Problem to solve: Exact duplicates of all the records are needed.

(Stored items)
*** Begin section ***
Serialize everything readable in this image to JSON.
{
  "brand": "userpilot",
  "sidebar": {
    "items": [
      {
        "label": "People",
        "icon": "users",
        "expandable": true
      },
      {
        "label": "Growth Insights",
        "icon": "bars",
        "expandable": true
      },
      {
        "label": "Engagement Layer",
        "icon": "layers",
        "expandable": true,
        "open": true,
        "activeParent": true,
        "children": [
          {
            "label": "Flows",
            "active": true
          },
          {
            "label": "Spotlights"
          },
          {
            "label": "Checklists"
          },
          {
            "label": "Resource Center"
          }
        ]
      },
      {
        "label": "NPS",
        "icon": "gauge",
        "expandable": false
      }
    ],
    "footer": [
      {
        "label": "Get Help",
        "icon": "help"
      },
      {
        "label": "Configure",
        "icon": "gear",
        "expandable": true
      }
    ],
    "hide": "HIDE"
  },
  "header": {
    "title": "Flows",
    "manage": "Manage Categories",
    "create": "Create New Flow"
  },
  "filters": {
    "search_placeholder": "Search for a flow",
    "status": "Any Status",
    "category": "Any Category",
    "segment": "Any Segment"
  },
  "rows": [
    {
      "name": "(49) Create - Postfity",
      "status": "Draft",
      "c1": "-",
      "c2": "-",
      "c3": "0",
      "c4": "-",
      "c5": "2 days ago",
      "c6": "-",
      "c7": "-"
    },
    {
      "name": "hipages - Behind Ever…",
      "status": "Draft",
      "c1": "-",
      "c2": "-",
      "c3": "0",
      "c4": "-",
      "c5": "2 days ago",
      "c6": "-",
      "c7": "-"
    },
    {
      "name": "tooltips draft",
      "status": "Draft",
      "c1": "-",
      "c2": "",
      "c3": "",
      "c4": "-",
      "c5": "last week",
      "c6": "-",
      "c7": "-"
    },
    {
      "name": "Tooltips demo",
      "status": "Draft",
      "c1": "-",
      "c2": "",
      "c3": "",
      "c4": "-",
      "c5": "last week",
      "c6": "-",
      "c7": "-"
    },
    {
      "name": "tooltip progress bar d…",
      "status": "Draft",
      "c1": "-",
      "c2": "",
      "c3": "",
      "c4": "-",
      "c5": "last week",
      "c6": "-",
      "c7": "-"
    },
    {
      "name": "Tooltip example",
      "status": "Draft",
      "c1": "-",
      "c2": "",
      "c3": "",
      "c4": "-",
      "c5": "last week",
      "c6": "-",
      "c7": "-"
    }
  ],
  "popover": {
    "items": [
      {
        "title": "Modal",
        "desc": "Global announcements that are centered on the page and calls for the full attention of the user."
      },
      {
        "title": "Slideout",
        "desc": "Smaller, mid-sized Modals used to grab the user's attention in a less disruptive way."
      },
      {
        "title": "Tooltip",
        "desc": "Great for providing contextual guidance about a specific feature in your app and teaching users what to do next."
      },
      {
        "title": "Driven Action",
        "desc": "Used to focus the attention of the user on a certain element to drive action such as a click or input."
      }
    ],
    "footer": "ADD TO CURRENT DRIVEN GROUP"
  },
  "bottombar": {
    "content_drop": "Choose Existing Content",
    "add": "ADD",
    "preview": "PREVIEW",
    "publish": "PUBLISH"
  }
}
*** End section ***
Result for this exercise:
Serialize everything readable in this image to JSON.
{
  "brand": "userpilot",
  "sidebar": {
    "items": [
      {
        "label": "People",
        "icon": "users",
        "expandable": true
      },
      {
        "label": "Growth Insights",
        "icon": "bars",
        "expandable": true
      },
      {
        "label": "Engagement Layer",
        "icon": "layers",
        "expandable": true,
        "open": true,
        "activeParent": true,
        "children": [
          {
            "label": "Flows",
            "active": true
          },
          {
            "label": "Spotlights"
          },
          {
            "label": "Checklists"
          },
          {
            "label": "Resource Center"
          }
        ]
      },
      {
        "label": "NPS",
        "icon": "gauge",
        "expandable": false
      }
    ],
    "footer": [
      {
        "label": "Get Help",
        "icon": "help"
      },
      {
        "label": "Configure",
        "icon": "gear",
        "expandable": true
      }
    ],
    "hide": "HIDE"
  },
  "header": {
    "title": "Flows",
    "manage": "Manage Categories",
    "create": "Create New Flow"
  },
  "filters": {
    "search_placeholder": "Search for a flow",
    "status": "Any Status",
    "category": "Any Category",
    "segment": "Any Segment"
  },
  "rows": [
    {
      "name": "(49) Create - Postfity",
      "status": "Draft",
      "c1": "-",
      "c2": "-",
      "c3": "0",
      "c4": "-",
      "c5": "2 days ago",
      "c6": "-",
      "c7": "-"
    },
    {
      "name": "hipages - Behind Ever…",
      "status": "Draft",
      "c1": "-",
      "c2": "-",
      "c3": "0",
      "c4": "-",
      "c5": "2 days ago",
      "c6": "-",
      "c7": "-"
    },
    {
      "name": "tooltips draft",
      "status": "Draft",
      "c1": "-",
      "c2": "",
      "c3": "",
      "c4": "-",
      "c5": "last week",
      "c6": "-",
      "c7": "-"
    },
    {
      "name": "Tooltips demo",
      "status": "Draft",
      "c1": "-",
      "c2": "",
      "c3": "",
      "c4": "-",
      "c5": "last week",
      "c6": "-",
      "c7": "-"
    },
    {
      "name": "tooltip progress bar d…",
      "status": "Draft",
      "c1": "-",
      "c2": "",
      "c3": "",
      "c4": "-",
      "c5": "last week",
      "c6": "-",
      "c7": "-"
    },
    {
      "name": "Tooltip example",
      "status": "Draft",
      "c1": "-",
      "c2": "",
      "c3": "",
      "c4": "-",
      "c5": "last week",
      "c6": "-",
      "c7": "-"
    }
  ],
  "popover": {
    "items": [
      {
        "title": "Modal",
        "desc": "Global announcements that are centered on the page and calls for the full attention of the user."
      },
      {
        "title": "Slideout",
        "desc": "Smaller, mid-sized Modals used to grab the user's attention in a less disruptive way."
      },
      {
        "title": "Tooltip",
        "desc": "Great for providing contextual guidance about a specific feature in your app and teaching users what to do next."
      },
      {
        "title": "Driven Action",
        "desc": "Used to focus the attention of the user on a certain element to drive action such as a click or input."
      }
    ],
    "footer": "ADD TO CURRENT DRIVEN GROUP"
  },
  "bottombar": {
    "content_drop": "Choose Existing Content",
    "add": "ADD",
    "preview": "PREVIEW",
    "publish": "PUBLISH"
  }
}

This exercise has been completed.